March 1. 2017
Learning deepens when students think, talk, read, and write about authentic texts across many different instructional contexts.
February 28. 2017
Early experiences in interactive writing offer kindergarten children an opportunity to learn about letters. At the same time, even though that have very limited knowledge of literacy, they are participating in the construction of a meaningful text. Working with with letters within a known text is a more powerful learning experience than simply working with a letter in isolation. Children are highly engaged because they see that letters have a purpose. And, when they read and write, they must recognize letters that are embedded in words that are embedded in sentences.
During interactive writing, you can draw children's attention to letters and help them learn how to look at them by using the following teaching directives:
- Have the children say the name of the letter (m).
- Talk about the features of the letters (a stick and two humps).
- Demonstrate the motions necessary to make the letter.
- Talk about the motions while making them (pull down, over and down, over and down).
- Have the children trace the letter in the air on the floor, talking aloud about the motions while making them.
- Show the children how to check the letter against a model (alphabet chart or name chart).
- Show the children how to make connections between the letter and known words, particularly names.
Adapted from Interactive Writing: How Language & Literacy Come Together, K-2 by Andrea McCarrier, Irene C. Fountas, and Gay Su Pinnell. Copyright (c) 2000 by Andrea McCarrier, Irene C. Fountas, and Gay Su Pinnell. Published by Heinemann.
February 24. 2017
Learning does not occur in stages but is a continually evolving process.
February 23. 2017
Learners progress in their individual ways, but they ultimately reach the same goal--a complex and flexible literacy processing system.
February 22. 2017
Learning does not automatically happen; most students need expert teaching to develop high levels of reading and writing expertise.
February 21. 2017
Struggling readers need to build a core of words that they know quickly and automatically--that they can recognize without effort. They also need to develop a system for learning how to learn words.

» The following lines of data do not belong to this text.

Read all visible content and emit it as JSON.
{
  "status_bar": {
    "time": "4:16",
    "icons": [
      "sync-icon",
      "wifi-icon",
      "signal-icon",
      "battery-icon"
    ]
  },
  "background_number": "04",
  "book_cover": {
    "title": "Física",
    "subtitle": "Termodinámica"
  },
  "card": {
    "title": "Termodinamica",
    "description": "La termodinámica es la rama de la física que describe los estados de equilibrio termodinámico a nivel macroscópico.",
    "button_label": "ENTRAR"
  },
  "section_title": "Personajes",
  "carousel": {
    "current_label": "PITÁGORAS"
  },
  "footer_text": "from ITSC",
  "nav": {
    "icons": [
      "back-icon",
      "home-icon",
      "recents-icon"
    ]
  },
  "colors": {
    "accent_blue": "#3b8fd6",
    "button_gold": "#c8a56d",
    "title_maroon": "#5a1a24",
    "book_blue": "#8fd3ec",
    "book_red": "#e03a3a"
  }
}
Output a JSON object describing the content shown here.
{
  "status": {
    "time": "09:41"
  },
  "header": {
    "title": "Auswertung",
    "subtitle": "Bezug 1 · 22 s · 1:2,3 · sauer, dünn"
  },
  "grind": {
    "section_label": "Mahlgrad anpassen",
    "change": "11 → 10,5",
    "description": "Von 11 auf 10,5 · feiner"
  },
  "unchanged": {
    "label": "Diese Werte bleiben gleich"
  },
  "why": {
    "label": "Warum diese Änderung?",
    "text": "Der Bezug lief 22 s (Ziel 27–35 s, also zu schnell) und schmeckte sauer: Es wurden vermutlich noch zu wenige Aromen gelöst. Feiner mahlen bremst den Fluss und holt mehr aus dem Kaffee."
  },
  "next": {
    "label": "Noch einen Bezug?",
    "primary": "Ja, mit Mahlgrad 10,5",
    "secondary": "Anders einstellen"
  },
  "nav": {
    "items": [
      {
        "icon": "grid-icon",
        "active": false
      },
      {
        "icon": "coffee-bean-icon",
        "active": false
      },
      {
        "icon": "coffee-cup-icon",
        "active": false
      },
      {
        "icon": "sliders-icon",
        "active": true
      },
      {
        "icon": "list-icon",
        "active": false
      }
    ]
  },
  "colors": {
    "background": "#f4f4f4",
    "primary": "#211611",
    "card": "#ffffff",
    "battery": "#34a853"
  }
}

Here are some ideas for ways to help children look at and learn a new word:
1. Use language that makes it clear you are talking about a word: "This word is _____." (Some children confuse letters and words.)
2. Tell children to look at the beginning of the word and show them what that means (first letter on the left).
3. Read the word to children as you run your finger under the word, left to right.
4. Ask children to look closely at the word and say what they notice at the beginning.
5. Ask them to look at the word and then read it as they use a finger to check it, left to right.
6. Remind them of another word that will help them remember a new word: an, and; the, then.
7. Help children notice the first letter and then look at the rest of the letters in the word, left to right, to notice more.
8. Give children magnetic letters in order to build the word left to right.
9. After building the word, have children take it apart and build it several times.
10. After building the word several times, have children write the word.
11. Show children how to check the word they have written letter by letter: a, a, n, n, d, d.
12. Have children, using magnetic letters, break the word apart by pulling down the first letter (s) and then the rest of the letters, e.g., s-ee, th-e.
From When Readers Struggle: Teaching That Works by Irene C. Fountas and Gay Su Pinnell. Copyright (c) 2009 by Irene C. Fountas and Gay Su Pinnell. Published by Heinemann.
February 17. 2017
Text analysis and close observation of behaviors are the most important resources for your moment-to-moment teaching in guided reading.
February 16. 2017
You select language in response to the reading behaviors you observe.
February 15. 2017
Assessment is not teaching; it is gathering information for teaching.